Assignment:
Wherever the string "JSON" shows up in the records below, return that line.

[[ Data supplied, beginning ]]

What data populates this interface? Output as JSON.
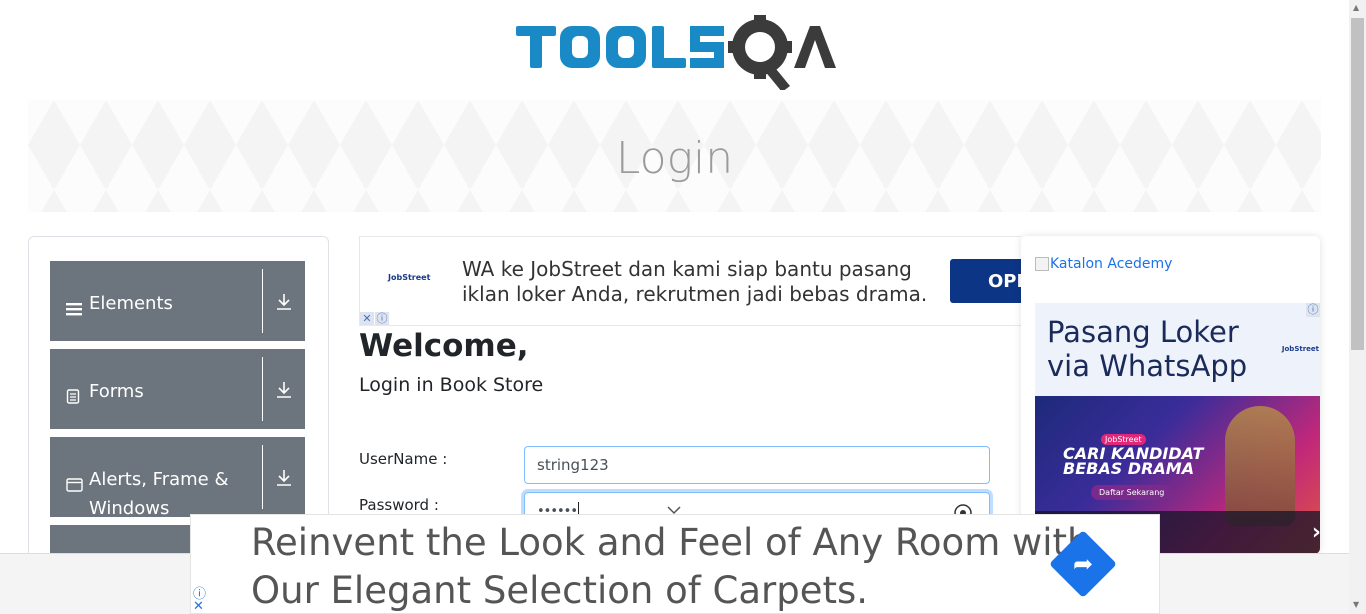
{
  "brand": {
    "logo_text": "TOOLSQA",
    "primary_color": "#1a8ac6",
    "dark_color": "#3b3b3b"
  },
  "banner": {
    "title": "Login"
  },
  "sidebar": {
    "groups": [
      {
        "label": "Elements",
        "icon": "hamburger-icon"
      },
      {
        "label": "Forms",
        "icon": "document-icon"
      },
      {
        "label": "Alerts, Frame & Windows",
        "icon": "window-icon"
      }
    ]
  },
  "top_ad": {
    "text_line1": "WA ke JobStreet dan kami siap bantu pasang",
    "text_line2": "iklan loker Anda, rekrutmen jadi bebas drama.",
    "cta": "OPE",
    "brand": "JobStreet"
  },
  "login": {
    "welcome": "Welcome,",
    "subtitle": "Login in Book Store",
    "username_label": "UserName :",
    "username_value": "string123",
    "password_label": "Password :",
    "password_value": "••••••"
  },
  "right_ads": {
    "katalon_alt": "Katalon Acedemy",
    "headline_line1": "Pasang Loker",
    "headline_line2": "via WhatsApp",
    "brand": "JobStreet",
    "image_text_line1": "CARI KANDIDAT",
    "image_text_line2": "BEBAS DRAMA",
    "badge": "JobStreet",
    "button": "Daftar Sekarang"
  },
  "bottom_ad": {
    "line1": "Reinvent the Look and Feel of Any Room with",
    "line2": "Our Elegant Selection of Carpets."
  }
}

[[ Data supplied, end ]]
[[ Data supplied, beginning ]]

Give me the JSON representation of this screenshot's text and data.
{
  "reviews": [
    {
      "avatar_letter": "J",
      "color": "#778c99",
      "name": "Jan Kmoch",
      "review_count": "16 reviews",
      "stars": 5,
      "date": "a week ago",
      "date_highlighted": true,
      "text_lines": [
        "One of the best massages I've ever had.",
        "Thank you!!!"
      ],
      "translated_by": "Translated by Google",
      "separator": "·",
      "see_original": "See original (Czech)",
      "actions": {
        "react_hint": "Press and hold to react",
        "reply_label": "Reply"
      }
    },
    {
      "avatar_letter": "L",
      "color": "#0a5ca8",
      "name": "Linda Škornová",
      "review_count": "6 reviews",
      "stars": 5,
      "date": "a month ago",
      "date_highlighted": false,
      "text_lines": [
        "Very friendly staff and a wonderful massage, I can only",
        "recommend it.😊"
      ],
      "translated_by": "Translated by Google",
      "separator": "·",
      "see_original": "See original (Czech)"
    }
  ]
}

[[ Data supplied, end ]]

Result for this task:
What data populates this interface? Output as JSON.
Give me the JSON representation of this screenshot's text and data.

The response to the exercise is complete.